Stephanie Bonney replied that a moratorium suspends regular rules and the Board considered that the 120 day time limit could likewise be temporarily suspended temporarily. However, she said that since Idaho statute does require a fixed time for processing applications, if the commissioners were incorrect in rescinding the 120 days, then there is a severability clause in the moratorium resolution which allows the court to remove that aspect of the resolution and leave the moratorium in place
Other points made by Attorney Stephanie Bonney
Stephanie Bonney argued that the plaintiffs' argument for being entitled to injunctive relief is weak because they merely speculate that land values will change and therefore hurt them. She said that the plaintiff's request seems to indicate that they feel they have a right to a certain density. In addition, although they assert they have been injured but not a single buyer or contract is named.
The judge agreed that merely stating land values would go down did not go far enough in proving irreparable harm. He stated that the commissioners have the power to make all kinds of decisions that people could perceive to affect their land values. Many decisions hurt some people and help others – “that's society” he said.

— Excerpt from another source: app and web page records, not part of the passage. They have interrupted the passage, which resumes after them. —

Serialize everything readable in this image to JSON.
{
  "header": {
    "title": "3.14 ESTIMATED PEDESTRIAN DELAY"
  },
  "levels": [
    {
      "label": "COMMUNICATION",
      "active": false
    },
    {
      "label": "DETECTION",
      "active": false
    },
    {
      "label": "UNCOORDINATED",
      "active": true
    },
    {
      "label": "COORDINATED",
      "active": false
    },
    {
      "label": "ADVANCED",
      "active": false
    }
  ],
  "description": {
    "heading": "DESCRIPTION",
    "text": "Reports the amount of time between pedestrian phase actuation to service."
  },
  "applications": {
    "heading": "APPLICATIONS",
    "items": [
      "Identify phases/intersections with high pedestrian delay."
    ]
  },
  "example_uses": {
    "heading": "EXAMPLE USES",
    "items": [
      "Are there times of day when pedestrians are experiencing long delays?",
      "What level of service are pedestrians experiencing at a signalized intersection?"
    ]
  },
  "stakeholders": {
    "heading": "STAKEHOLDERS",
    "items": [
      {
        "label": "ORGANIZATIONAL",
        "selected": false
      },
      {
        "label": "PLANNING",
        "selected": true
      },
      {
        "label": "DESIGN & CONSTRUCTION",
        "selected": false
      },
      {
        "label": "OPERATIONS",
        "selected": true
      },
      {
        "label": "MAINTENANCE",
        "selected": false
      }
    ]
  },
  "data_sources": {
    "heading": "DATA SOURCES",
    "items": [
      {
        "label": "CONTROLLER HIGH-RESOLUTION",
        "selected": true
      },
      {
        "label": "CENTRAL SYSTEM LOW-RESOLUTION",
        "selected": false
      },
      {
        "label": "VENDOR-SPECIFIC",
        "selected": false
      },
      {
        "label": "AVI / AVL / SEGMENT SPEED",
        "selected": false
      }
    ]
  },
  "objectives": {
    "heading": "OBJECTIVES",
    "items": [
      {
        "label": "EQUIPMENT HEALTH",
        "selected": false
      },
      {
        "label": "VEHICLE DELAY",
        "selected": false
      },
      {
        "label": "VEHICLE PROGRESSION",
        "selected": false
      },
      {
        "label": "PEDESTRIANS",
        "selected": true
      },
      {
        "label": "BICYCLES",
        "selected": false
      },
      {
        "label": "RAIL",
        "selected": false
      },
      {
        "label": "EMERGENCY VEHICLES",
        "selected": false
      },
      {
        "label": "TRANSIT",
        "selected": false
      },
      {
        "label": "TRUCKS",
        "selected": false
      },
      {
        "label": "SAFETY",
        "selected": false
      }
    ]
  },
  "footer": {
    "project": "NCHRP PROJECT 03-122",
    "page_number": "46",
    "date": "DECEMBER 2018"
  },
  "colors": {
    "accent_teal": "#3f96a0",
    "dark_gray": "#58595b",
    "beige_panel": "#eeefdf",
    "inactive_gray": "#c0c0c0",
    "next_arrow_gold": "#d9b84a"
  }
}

Stephanie Bonney commented that the plaintiff does not question the accuracy of the findings, but even if the plaintiffs, or even the court disagrees with whether or not there was an emergency, the legal standard is deference to Board findings as long as substantiated by evidence. She added that the legal standard for evidence is even less than a “preponderance of the evidence.”
The judge commented that he had a hard time seeing the health, safety and welfare element of the emergency and wondered whether the issues could have been addressed in another form. He and Stephanie Bonney went back and forth on what constituted imminent peril to health, safety or welfare.
Some notes on "health, safety and welfare"
VARD believes that the county is on very firm ground in terms of the need for an emergency moratorium, especially when you examine how Idaho statute defines health, safety, and general welfare. According to Idaho Statute Title 67, Chapter 65 the purpose of local land use planning is “to promote the health, safety and general welfare of the people of the state of Idaho as follows: …
(b) To ensure that adequate public facilities and services are provided to the people at reasonable cost…
(d) To ensure that the important environmental features of the state and localities are protected…
(h) To ensure that the development on land is commensurate with the physical characteristics of the land…
(j) To protect fish, wildlife, and recreation resources.
(k) To avoid undue water and air pollution.
(l) To allow school districts to participate in the community planning and development process so as to address public school needs and impacts on an ongoing basis.”
Reading this statement it is plain to see that Teton County government has multiple issues where it is falling short of promoting the health, safety and general welfare of the people of the county. These are very real crises that need to be addressed and the moratorium allows them the time and resources to properly address them.
At the close of the hearing Judge Shindurling said that he would take 7-10 days to consider the matter of the preliminary injunction only and deliver a written opinion.